The last time John Shuster, Tyler George, John Landsteiner and Matt Hamilton were on the ice at the World Men’s Curling Championship, the guys took home a bronze medal.
That 2016 medal was the first in the event for an American team since 2007.
Now Team Shuster is looking for a repeat performance when it heads to Edmonton, Alberta, for the 2017 World Men’s Curling Championship on April 1-9.
This will be the third year in a row Shuster, George, Hamilton and Landsteiner will team up to compete at worlds. Joe Polo is the alternate this year.
“Anytime you get on the podium, it gives you a lot of confidence for the next time around, too,” George said. “I know this is a team that we kind of took the next step three years in a row. We finished fifth in 2015, and we just kind of took the next rung up the ladder.”
Just missing out on the finals last year makes Team Shuster hungrier heading into this year. The Americans — who went 9-4 at worlds in 2016 — fell in a semifinal to Denmark, which finished runner-up to Canada for the gold medal.
“We were an eyelash away from getting into the final last year,” George said. “We kind of struggled in the semi and kind of learned some things from being in some tough spots in the playoffs. If we get another medal around our neck of any kind, that would be great, but the ultimate goal is to always get gold.”
This year marks Shuster’s seventh shot at winning a gold at worlds. The Americans have only won gold four times in the 59 years of the event, with the most recent being in 1978. Last year was the first time Shuster captured a medal at worlds.
“We’re going to go there and play well right from the start, because the field is extremely deep at this year’s worlds,” said Shuster, who’s competed in three Olympic Winter Games, the last two as Team USA’s skip. “We have to make shots, the important ones, and make the easy one, and a break along the way never hurts.”
Experience on the big stage is certainly on the Americans’ side. Along with Shuster’s worlds and Olympic trips in the last 15 years, George will compete for the fourth time, and Landsteiner and Hamilton will both be going for the third time. This is Polo’s sixth worlds.

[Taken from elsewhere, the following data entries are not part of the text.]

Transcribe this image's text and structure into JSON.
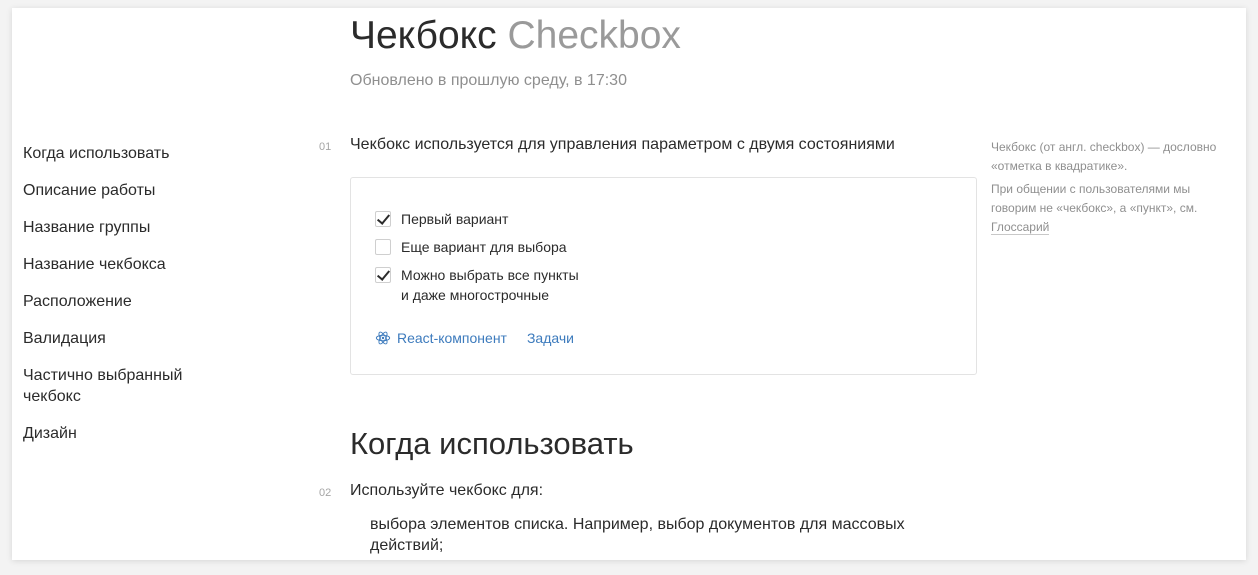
{
  "page": {
    "title_ru": "Чекбокс",
    "title_en": "Checkbox",
    "updated": "Обновлено в прошлую среду, в 17:30"
  },
  "sidebar": {
    "items": [
      {
        "label": "Когда использовать"
      },
      {
        "label": "Описание работы"
      },
      {
        "label": "Название группы"
      },
      {
        "label": "Название чекбокса"
      },
      {
        "label": "Расположение"
      },
      {
        "label": "Валидация"
      },
      {
        "label": "Частично выбранный чекбокс"
      },
      {
        "label": "Дизайн"
      }
    ]
  },
  "section1": {
    "number": "01",
    "intro": "Чекбокс используется для управления параметром с двумя состояниями",
    "demo": {
      "checkboxes": [
        {
          "label": "Первый вариант",
          "checked": true
        },
        {
          "label": "Еще вариант для выбора",
          "checked": false
        },
        {
          "label": "Можно выбрать все пункты",
          "label_line2": "и даже многострочные",
          "checked": true
        }
      ],
      "links": {
        "react": "React-компонент",
        "tasks": "Задачи"
      }
    },
    "note": {
      "p1": "Чекбокс (от англ. checkbox) — дословно «отметка в квадратике».",
      "p2": "При общении с пользователями мы говорим не «чекбокс», а «пункт», см.",
      "glossary": "Глоссарий"
    }
  },
  "section2": {
    "heading": "Когда использовать",
    "number": "02",
    "intro": "Используйте чекбокс для:",
    "item1": "выбора элементов списка. Например, выбор документов для массовых действий;"
  },
  "colors": {
    "link": "#3d7bbd",
    "muted": "#8f8f8f",
    "text": "#2b2b2b"
  },
  "icons": {
    "react": "react-atom-icon",
    "check": "checkmark-icon"
  }
}
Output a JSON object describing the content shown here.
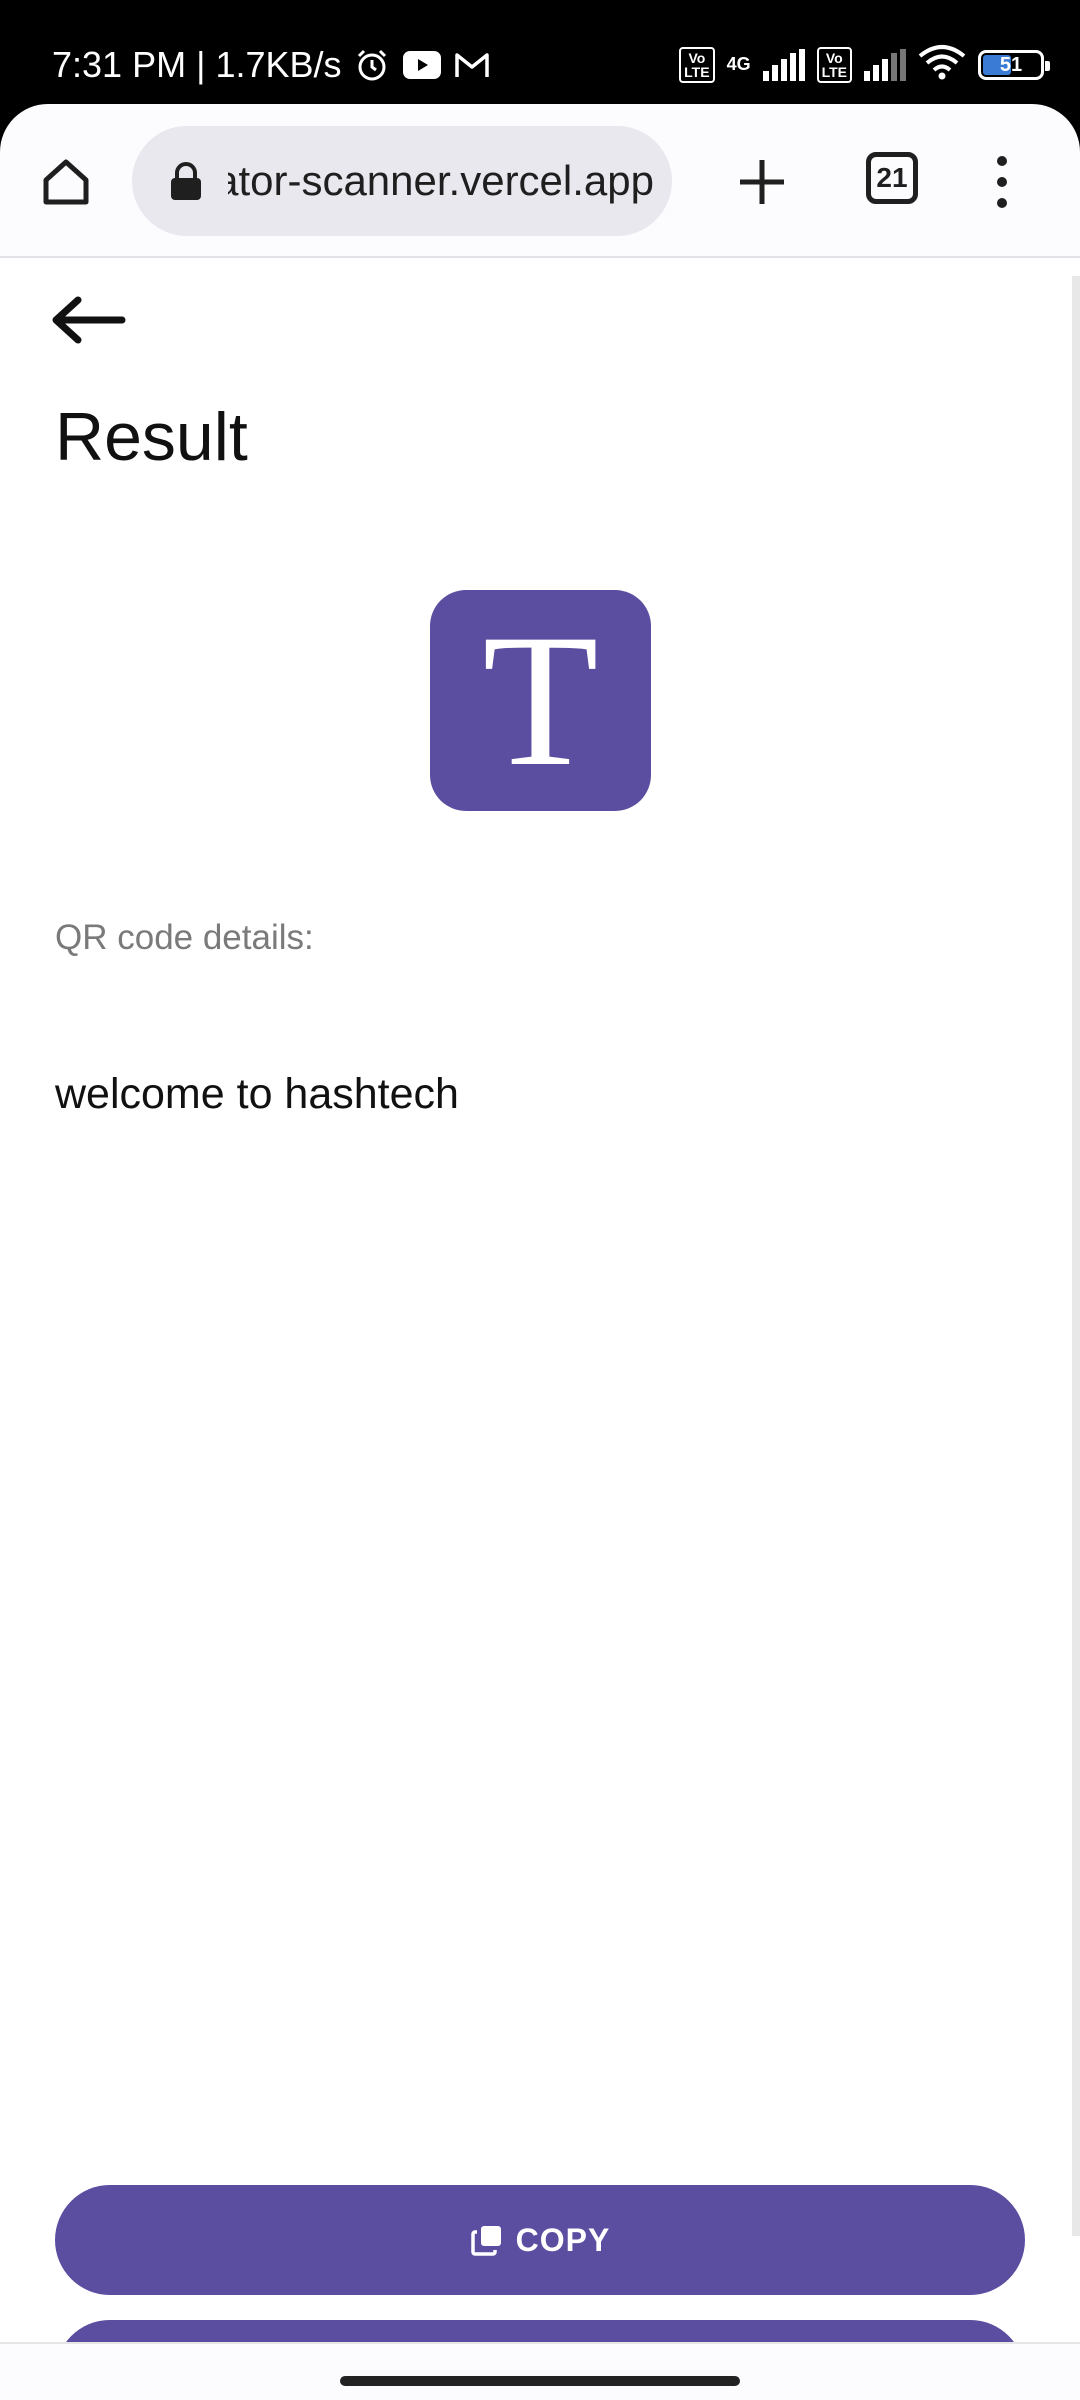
{
  "status_bar": {
    "time": "7:31 PM",
    "separator": "|",
    "speed": "1.7KB/s",
    "icons_left": [
      "alarm-icon",
      "youtube-icon",
      "gmail-icon"
    ],
    "volte_1": "Vo\nLTE",
    "network_type": "4G",
    "volte_2": "Vo\nLTE",
    "battery_level": "51",
    "battery_fraction": 0.51
  },
  "browser": {
    "url": "qr-generator-scanner.vercel.app",
    "tab_count": "21",
    "icons": [
      "home-icon",
      "lock-icon",
      "plus-icon",
      "tabs-icon",
      "more-vert-icon"
    ]
  },
  "page": {
    "title": "Result",
    "logo_letter": "T",
    "details_label": "QR code details:",
    "details_value": "welcome to hashtech",
    "copy_label": "COPY"
  },
  "colors": {
    "accent": "#5b4ea0",
    "status_bar_bg": "#000000",
    "url_box_bg": "#e9e8ef",
    "muted_text": "#7a7a7a"
  }
}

That experience is huge, they say, but knowing each other’s games so well having competed together at worlds the previous two years is the team’s biggest asset.
“Being our third year together as a team definitely has got us to a point where the things that we do on the ice now get really, really fine-tuned,” said Shuster, who earned the country’s only Olympic medal on Team Pete Fenson in 2006. “Just that comfort level with everybody, and you also have the trust factor that you build up when you’re playing with a group of guys for that length of time.”
The guys have confidence in one another, and there’s a comfort knowing each other’s styles and what each athlete offers the rink.
“We all know our roles on this team,” George said. “We talk about that all the time with our sports psychologist, and when we have our meetings before the event, too, we kind of preach, ‘Do your job. Know what your role is.’ We have a checklist that we have from our training camp last summer where everybody knows, ‘OK this is what your job is. This is what you do. What does your team need from you?’ We kind of keep checking back into that, too. So whenever we feel like we’re getting a little off course, then we have those checklists to go back to.”
Team Shuster has enjoyed a strong season but went through some turbulence early on with a couple of injuries. George missed about three weeks in October due to tendinitis in his knee. He’s never had to miss time due to an injury, so it was difficult for him to have to sit on the sideline.
“It ended up being the best thing for me,” George said. “I’m feeling healthier and better than I have in the last probably three years because of that break.”
Team Shuster is clicking as a whole entering worlds. The rink went 11-0 to win the U.S. championships last month in Everett, Washington.
“Our performance at nationals this year was every bit as good or better than the performance we put together when we won our bronze at worlds last year,” Shuster said. “We didn’t give up any big ends and we scored some big ends. From a metrics standpoint, our performance at this year’s nationals gives us a ton of confidence heading forward.”
George agrees with Shuster that the rink is playing very well rink now at the perfect time.
“We feel like we’re peaking, but we still feel like we have another gear ahead of us, too,” George said. “I think we’re right about at the same level that we were last year going into worlds. I have high hopes for us. I think mentally we’re in a better spot than we were last year. Physically and prep-wise, I think we’re pretty close to where we were.”